# [Your task]
In the listing that follows, count the lines holding the word "Budgetgrenze" and report only that number.
*** Opening of Data for review ***
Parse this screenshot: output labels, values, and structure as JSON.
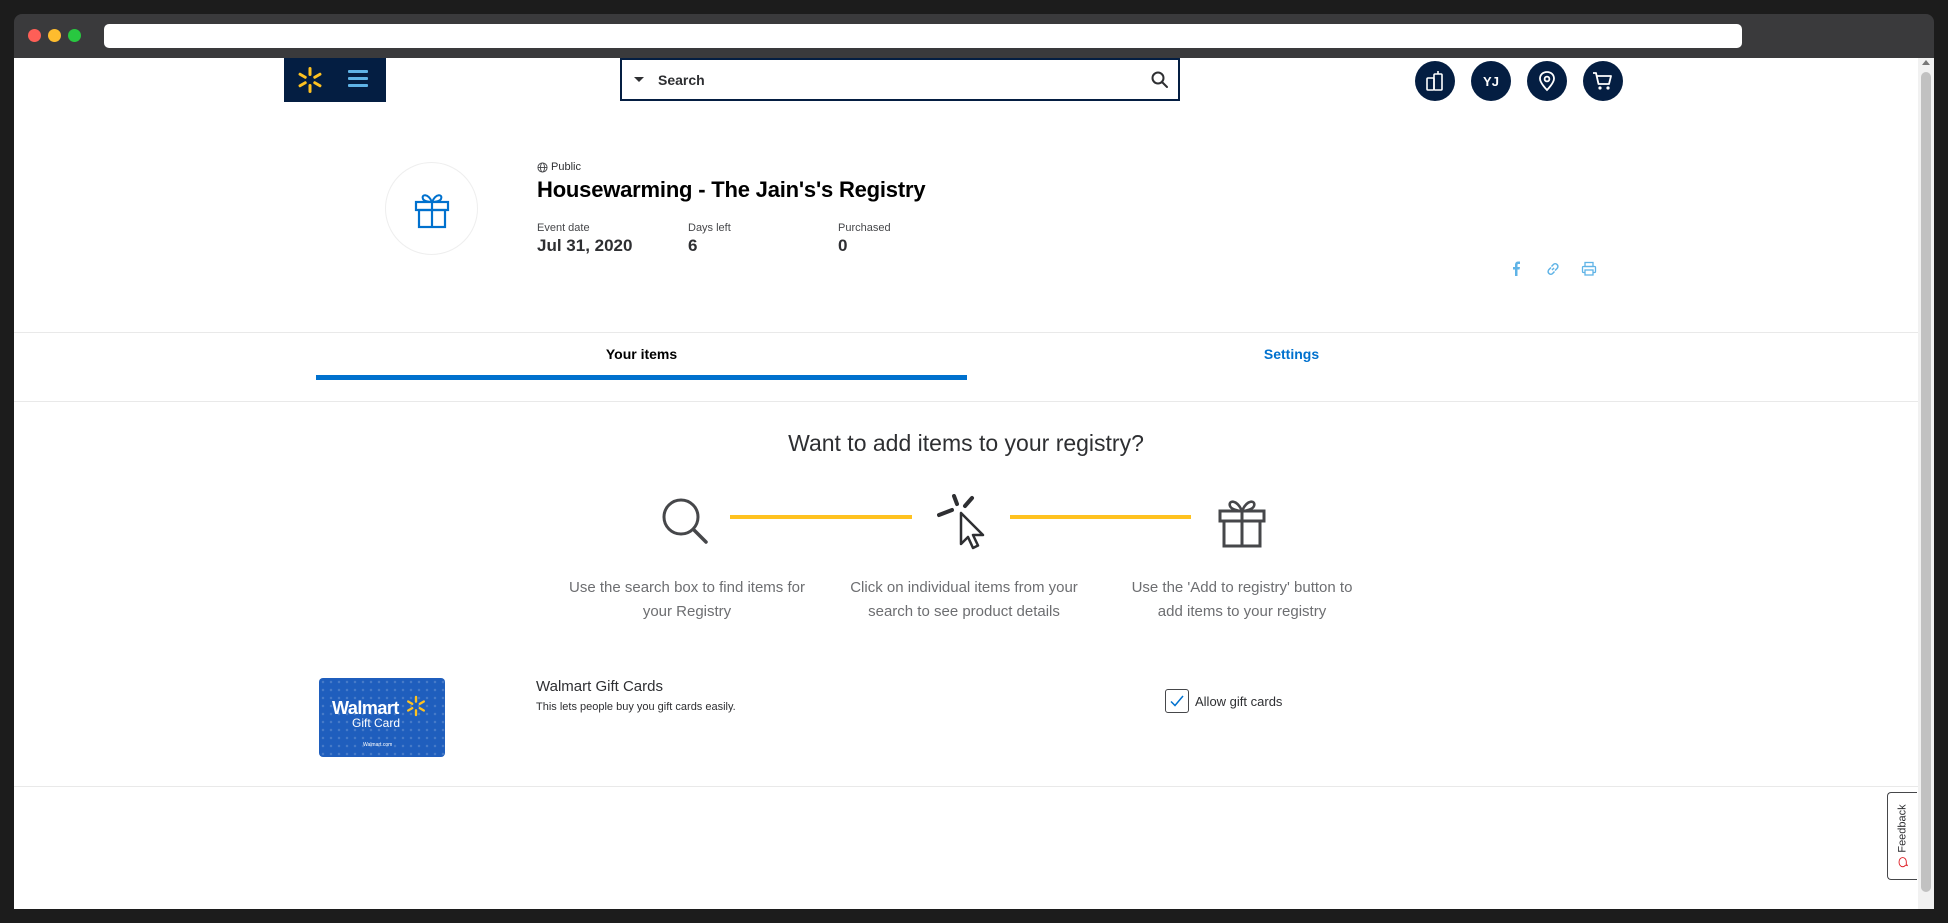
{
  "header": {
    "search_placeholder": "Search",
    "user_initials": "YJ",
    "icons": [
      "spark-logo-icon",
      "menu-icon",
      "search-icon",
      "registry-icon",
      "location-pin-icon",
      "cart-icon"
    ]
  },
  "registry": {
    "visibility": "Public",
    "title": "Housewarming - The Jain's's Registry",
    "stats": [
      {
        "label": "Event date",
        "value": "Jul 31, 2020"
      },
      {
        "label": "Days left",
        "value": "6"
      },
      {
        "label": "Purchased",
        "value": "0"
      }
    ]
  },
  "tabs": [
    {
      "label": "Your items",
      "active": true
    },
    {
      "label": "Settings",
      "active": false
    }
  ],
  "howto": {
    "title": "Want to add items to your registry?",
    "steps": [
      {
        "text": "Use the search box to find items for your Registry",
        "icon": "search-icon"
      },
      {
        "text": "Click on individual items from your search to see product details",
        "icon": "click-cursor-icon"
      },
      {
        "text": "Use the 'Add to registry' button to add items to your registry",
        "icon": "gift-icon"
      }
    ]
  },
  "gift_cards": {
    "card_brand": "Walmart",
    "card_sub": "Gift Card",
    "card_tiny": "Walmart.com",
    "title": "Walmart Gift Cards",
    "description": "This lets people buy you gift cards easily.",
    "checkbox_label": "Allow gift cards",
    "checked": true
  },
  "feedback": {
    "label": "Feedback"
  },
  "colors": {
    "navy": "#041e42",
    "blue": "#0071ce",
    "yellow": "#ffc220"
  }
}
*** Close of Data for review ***
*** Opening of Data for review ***
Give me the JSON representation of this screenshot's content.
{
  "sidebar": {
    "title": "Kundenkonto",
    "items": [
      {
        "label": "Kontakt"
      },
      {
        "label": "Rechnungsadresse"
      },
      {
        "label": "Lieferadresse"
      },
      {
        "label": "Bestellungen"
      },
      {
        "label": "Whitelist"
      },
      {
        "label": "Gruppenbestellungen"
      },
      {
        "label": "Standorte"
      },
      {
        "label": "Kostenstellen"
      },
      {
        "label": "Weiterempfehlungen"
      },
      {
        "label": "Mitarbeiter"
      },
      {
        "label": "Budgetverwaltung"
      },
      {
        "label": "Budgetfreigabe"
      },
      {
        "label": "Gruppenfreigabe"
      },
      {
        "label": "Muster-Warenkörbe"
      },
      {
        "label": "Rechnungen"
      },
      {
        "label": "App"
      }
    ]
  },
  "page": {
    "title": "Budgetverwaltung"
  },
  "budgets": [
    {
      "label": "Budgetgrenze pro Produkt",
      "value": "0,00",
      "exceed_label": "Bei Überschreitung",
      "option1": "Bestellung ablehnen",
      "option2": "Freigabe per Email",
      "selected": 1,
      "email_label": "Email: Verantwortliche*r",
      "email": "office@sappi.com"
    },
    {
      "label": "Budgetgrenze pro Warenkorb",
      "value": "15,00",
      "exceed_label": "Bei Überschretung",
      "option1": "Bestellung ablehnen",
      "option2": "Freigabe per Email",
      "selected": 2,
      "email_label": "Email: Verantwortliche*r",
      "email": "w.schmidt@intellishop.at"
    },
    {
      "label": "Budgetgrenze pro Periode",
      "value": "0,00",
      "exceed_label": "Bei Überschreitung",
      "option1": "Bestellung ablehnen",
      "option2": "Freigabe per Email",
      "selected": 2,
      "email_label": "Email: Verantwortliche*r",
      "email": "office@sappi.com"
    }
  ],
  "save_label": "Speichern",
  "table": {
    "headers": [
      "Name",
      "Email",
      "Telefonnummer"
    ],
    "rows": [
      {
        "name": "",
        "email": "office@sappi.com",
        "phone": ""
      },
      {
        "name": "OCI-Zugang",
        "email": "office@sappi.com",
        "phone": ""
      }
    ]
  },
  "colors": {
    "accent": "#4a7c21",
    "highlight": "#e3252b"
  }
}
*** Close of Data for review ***
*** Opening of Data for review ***
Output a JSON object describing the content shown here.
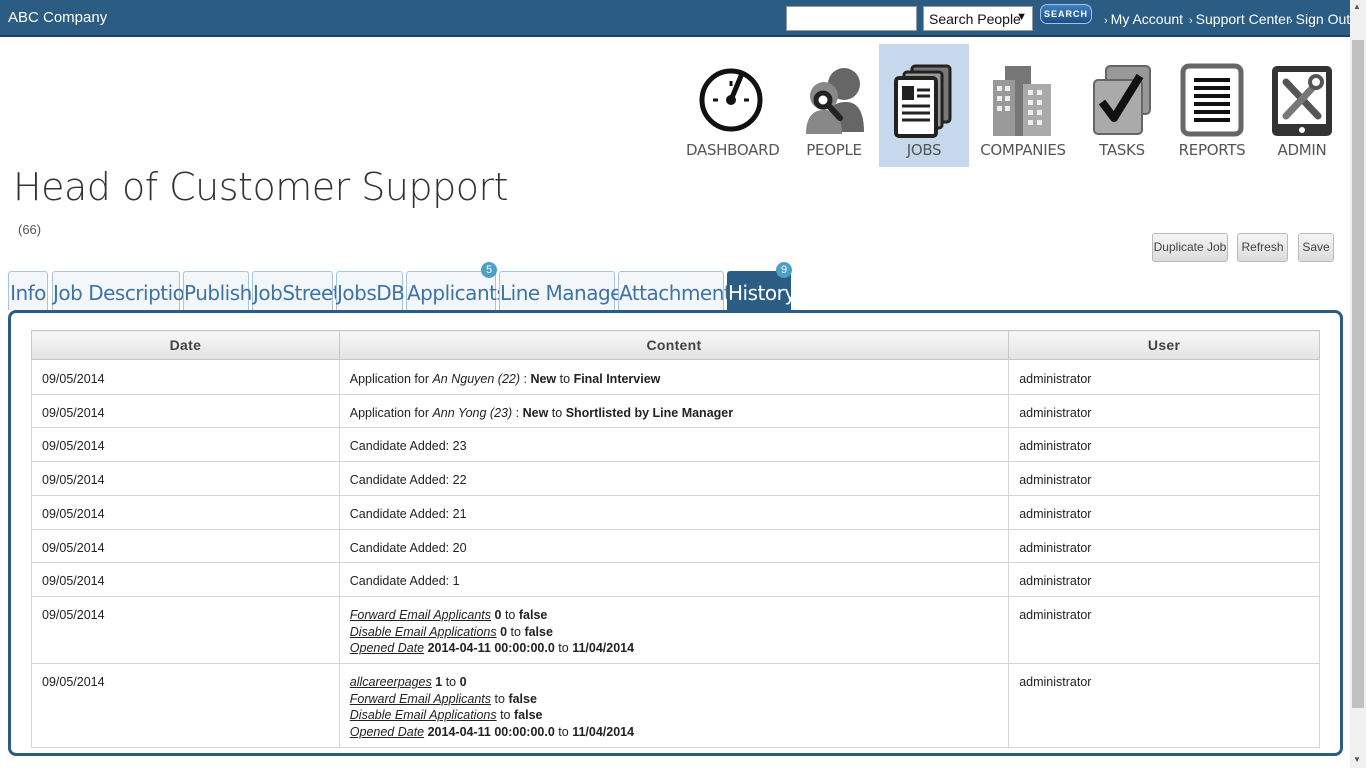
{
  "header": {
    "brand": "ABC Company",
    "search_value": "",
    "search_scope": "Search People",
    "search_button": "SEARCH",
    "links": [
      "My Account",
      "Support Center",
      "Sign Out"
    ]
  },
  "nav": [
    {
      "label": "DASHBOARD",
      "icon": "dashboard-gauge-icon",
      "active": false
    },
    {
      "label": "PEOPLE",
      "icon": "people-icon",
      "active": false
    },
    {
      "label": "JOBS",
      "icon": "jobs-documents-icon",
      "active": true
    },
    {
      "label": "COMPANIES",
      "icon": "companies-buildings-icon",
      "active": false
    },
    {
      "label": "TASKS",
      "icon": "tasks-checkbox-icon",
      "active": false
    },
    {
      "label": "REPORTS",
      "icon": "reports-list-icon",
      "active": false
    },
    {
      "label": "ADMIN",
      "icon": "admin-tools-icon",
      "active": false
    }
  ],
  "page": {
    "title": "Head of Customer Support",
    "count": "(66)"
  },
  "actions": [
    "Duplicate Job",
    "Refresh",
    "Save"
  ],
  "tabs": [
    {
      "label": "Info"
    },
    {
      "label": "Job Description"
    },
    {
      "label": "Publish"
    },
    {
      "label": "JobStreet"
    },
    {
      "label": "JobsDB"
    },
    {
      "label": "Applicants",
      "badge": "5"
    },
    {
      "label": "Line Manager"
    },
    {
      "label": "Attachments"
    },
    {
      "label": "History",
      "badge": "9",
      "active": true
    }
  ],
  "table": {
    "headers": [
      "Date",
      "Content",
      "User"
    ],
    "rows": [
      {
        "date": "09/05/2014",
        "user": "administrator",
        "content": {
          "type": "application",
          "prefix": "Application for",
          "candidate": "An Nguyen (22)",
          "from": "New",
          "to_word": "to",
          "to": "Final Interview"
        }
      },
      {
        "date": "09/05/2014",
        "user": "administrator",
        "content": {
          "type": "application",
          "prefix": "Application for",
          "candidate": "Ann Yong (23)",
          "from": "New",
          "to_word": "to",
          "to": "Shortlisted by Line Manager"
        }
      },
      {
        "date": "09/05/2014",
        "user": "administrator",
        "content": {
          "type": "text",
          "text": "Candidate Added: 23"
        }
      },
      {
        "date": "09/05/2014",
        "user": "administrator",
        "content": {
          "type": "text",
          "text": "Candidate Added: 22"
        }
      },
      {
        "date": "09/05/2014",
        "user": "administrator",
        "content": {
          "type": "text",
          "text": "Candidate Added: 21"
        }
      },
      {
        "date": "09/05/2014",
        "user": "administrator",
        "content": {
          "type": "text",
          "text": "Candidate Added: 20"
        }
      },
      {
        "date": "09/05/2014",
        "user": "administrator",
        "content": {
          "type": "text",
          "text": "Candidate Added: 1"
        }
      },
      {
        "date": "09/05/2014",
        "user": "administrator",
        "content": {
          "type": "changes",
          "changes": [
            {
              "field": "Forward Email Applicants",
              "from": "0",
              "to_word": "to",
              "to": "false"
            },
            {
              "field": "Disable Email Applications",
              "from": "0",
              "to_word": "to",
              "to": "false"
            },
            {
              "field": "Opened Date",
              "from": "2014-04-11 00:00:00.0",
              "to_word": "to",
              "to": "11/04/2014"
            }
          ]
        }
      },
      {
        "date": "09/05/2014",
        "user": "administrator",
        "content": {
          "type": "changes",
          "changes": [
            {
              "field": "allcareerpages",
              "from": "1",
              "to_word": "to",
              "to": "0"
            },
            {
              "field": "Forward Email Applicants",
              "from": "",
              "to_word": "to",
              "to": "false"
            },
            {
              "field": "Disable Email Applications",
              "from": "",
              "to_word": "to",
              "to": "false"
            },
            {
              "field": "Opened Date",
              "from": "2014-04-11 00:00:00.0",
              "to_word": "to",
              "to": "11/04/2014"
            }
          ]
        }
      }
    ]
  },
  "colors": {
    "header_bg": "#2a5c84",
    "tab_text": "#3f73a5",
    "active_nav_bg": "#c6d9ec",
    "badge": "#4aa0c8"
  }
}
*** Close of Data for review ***
# [The completed task]
3